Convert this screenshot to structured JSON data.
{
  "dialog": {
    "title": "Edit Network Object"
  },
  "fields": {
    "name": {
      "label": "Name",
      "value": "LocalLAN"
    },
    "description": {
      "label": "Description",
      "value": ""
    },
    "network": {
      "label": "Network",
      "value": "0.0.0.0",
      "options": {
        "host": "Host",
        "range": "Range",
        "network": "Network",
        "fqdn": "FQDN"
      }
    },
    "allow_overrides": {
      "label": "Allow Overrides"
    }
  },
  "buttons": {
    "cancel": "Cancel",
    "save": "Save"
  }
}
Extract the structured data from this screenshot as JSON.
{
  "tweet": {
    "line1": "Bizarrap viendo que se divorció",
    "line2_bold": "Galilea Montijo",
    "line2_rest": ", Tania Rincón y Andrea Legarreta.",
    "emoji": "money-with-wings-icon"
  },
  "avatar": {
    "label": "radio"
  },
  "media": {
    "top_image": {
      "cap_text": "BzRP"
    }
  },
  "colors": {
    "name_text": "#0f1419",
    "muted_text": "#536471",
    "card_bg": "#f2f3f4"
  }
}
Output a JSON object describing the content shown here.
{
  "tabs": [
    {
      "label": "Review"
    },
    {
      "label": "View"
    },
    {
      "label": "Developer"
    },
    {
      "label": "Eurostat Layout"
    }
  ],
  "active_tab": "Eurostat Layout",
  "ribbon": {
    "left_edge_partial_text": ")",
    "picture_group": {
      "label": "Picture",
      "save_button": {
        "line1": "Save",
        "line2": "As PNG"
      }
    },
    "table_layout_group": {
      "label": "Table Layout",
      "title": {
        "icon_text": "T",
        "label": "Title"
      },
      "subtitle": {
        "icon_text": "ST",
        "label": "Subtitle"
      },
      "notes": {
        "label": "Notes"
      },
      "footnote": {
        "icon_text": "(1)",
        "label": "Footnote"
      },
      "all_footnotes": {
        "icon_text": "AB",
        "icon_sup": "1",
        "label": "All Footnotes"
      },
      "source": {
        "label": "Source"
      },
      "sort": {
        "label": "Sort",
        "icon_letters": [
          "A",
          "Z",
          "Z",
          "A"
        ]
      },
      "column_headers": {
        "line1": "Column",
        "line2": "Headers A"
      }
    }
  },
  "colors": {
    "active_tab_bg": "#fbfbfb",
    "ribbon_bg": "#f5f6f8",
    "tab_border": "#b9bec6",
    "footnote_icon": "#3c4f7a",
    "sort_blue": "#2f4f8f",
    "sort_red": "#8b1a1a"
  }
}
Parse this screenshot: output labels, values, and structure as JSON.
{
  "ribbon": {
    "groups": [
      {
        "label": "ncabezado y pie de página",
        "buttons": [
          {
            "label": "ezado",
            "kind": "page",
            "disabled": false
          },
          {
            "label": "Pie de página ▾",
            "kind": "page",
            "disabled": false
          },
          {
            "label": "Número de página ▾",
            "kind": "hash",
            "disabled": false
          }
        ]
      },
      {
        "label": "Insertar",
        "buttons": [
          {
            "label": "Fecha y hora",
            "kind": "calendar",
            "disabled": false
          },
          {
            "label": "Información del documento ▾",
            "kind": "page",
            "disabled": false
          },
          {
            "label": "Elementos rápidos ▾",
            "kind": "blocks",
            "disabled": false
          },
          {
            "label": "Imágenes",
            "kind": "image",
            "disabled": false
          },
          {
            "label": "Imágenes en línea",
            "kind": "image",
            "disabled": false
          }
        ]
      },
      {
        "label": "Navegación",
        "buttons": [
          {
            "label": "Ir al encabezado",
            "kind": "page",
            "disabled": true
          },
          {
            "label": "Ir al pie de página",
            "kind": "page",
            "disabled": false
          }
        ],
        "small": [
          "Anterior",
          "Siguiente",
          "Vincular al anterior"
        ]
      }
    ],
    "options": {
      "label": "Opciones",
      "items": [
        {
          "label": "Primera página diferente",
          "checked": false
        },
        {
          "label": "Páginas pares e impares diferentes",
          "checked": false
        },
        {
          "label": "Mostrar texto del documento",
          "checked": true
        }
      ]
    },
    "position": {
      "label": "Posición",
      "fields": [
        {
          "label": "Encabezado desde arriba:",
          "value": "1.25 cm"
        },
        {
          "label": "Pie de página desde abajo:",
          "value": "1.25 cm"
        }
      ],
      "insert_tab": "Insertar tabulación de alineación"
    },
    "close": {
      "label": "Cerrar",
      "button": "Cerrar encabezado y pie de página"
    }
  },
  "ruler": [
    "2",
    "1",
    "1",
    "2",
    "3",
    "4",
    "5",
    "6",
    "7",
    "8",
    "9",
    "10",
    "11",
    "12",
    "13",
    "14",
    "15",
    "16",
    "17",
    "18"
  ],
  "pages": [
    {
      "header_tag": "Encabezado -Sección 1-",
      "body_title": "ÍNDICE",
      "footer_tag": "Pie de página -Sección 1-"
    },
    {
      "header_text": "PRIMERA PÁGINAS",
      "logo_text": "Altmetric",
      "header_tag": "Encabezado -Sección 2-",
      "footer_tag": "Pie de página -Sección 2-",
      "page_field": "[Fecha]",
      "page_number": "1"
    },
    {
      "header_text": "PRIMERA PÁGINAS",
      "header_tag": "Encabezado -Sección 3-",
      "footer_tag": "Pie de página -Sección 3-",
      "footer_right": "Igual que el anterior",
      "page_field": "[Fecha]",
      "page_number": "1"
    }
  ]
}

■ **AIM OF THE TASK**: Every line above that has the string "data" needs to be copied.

■ **EXERCISE OUTPUT**:
Convert this screenshot to structured JSON data.
Extract the structured data from this screenshot as JSON.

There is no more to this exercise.